Proponents of stricter firearms controls point to the “gun show loophole” as a source of illegal firearms transactions. Gun shows make space available for private citizens to sell weapons from personal collections, without conducting background checks. The one handgun per month restriction does not apply to such individuals. Applicability of the restriction to private sales, however, was never the intent of the original legislation.

“The perception was that people don’t go to gun shows to buy 50 at a time,” said Beyer. “The way the market worked at the time had to do with the radical operation of gun stores who could deal in volume.”

“Criminals don’t buy guns from private individuals at gun shows, the truth is that 98 percent of guns used in crime come from us,” said Reed. “Criminals will get guns, the solution is tougher laws for criminals.”

Although Virginia has laws in place that guard against falsifying documents when purchasing handguns, it is not required to report a lost or stolen firearm. According to the Bureau of Alcohol, Tobacco, Firearms and Explosives, such leniency creates an atmosphere ripe for gun trafficking via straw purchases.

In exchange for as little as $10, or an equivalent in drugs, individuals with clean records will purchase a handgun and give the weapon to a ringleader for transportation.

“A straw purchaser is someone saying this gun is for me, then meets a person a few blocks away and gives them the gun,” said Mike Campbell, a spokesperson with the ATF, in a telephone interview. “Most people buy a gun and choose to keep it for a while, newly purchased guns used in crime scenes are more likely to have been trafficked.”

Law enforcement agencies track crime scene guns by following the supply chain, from gun manufacture to wholesaler, dealer and the individual who purchased the gun. If the owner has sold the firearm without keeping a record of the transaction, lost the gun or had it stolen, the trail goes cold.

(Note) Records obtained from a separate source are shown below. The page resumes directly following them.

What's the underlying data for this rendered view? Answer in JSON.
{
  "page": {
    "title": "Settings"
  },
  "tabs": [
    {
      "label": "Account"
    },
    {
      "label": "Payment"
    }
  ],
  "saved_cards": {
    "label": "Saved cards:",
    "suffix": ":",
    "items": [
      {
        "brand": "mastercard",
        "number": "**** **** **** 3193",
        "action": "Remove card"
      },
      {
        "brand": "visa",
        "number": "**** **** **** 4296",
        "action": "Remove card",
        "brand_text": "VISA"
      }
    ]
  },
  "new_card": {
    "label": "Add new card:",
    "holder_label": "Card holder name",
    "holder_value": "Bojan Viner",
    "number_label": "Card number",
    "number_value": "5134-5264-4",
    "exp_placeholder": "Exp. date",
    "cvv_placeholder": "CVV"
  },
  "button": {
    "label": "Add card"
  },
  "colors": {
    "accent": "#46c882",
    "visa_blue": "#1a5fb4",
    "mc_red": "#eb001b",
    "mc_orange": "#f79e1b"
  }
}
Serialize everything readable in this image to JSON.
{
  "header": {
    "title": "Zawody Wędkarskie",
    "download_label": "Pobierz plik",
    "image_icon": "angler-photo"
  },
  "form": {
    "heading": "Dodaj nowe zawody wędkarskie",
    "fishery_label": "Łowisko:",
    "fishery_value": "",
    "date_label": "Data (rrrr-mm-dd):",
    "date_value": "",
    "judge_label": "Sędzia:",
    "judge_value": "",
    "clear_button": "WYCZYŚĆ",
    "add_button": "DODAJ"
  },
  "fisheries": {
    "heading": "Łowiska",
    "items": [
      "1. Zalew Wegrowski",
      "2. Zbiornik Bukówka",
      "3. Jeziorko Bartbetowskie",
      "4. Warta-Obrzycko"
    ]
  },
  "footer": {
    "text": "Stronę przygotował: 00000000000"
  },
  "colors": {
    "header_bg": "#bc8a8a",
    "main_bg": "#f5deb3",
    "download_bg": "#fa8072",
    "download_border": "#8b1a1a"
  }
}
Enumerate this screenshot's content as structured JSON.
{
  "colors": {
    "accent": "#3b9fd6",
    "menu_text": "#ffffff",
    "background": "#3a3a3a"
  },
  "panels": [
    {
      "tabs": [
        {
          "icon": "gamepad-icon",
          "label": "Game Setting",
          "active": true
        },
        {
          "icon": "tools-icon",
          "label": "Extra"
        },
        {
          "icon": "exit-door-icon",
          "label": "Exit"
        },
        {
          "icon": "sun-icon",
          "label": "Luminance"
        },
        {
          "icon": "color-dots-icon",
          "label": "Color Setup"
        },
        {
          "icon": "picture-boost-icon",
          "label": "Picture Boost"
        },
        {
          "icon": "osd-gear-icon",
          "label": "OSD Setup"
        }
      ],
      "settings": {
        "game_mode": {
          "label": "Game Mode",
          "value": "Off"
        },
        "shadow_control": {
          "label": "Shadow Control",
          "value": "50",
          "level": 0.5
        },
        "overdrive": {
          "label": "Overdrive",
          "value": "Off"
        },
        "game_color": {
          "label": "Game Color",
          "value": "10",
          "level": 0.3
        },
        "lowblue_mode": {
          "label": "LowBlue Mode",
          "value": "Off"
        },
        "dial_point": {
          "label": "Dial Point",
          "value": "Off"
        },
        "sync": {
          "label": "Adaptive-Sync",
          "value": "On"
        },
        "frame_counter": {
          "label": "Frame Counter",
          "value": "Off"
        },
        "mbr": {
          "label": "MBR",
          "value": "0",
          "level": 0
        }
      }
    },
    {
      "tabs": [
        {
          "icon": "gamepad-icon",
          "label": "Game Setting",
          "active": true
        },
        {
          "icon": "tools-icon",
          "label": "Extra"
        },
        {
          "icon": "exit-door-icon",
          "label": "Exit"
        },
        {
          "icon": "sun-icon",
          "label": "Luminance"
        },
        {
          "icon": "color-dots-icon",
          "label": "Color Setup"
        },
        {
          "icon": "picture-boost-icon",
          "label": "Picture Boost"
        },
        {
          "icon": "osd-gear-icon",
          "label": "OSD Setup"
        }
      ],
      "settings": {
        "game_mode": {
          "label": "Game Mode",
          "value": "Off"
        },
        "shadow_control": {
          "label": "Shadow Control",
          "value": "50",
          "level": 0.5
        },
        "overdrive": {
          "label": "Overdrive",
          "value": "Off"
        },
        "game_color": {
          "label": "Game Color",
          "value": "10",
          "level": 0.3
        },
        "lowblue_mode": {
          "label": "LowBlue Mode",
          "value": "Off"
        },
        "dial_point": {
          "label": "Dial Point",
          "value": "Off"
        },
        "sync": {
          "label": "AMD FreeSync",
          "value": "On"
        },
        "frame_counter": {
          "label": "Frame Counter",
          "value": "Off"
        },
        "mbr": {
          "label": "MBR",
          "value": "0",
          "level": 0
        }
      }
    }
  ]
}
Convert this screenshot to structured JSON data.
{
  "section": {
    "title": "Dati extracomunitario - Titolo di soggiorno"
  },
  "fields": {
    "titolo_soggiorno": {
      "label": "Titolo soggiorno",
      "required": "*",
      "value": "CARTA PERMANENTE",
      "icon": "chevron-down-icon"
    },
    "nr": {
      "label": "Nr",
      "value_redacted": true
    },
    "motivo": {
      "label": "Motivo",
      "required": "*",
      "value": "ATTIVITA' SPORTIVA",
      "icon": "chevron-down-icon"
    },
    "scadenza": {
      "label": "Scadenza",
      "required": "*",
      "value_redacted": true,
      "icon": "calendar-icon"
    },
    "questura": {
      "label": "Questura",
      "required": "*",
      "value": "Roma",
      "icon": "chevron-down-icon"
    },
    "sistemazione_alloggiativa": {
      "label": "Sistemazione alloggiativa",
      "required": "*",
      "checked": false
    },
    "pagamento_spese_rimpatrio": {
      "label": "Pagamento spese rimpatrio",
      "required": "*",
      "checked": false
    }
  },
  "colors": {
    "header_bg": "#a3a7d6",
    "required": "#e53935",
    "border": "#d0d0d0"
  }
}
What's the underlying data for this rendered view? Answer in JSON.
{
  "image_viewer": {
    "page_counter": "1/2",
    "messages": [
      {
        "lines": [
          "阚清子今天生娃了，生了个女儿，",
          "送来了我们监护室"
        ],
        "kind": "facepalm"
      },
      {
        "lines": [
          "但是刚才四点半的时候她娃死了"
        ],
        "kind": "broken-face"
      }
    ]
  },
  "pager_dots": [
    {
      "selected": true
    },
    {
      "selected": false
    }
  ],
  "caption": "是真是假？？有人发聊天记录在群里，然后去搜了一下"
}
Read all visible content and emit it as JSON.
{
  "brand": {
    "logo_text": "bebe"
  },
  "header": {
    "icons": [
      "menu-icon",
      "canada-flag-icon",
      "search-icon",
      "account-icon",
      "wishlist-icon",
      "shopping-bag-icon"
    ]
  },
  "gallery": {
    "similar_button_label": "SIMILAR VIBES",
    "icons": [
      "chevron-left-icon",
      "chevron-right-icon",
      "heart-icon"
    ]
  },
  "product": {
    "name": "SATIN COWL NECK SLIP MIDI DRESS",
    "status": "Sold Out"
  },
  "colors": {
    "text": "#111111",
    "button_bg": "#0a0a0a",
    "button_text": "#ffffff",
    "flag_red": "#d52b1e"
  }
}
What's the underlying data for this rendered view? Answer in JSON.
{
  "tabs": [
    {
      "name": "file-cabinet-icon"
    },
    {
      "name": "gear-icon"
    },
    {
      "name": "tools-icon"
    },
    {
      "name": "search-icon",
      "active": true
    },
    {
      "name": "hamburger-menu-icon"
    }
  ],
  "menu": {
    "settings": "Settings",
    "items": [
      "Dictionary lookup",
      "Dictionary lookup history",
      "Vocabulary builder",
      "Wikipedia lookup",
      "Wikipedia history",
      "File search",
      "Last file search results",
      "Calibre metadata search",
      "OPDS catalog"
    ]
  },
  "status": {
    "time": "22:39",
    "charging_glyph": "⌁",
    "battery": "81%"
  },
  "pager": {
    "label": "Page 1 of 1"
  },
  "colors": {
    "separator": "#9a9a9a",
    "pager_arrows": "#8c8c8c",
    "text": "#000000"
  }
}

Law enforcement officers are not involved in the political debate regarding the one handgun per month restriction. “Virginia is an island of loose gun regulations surrounded by states with more stringent controls on firearms,” said Campbell. “It’s not our job to advise states what they can and can not do with their laws. The people of Virginia are the ones who elected their officials.”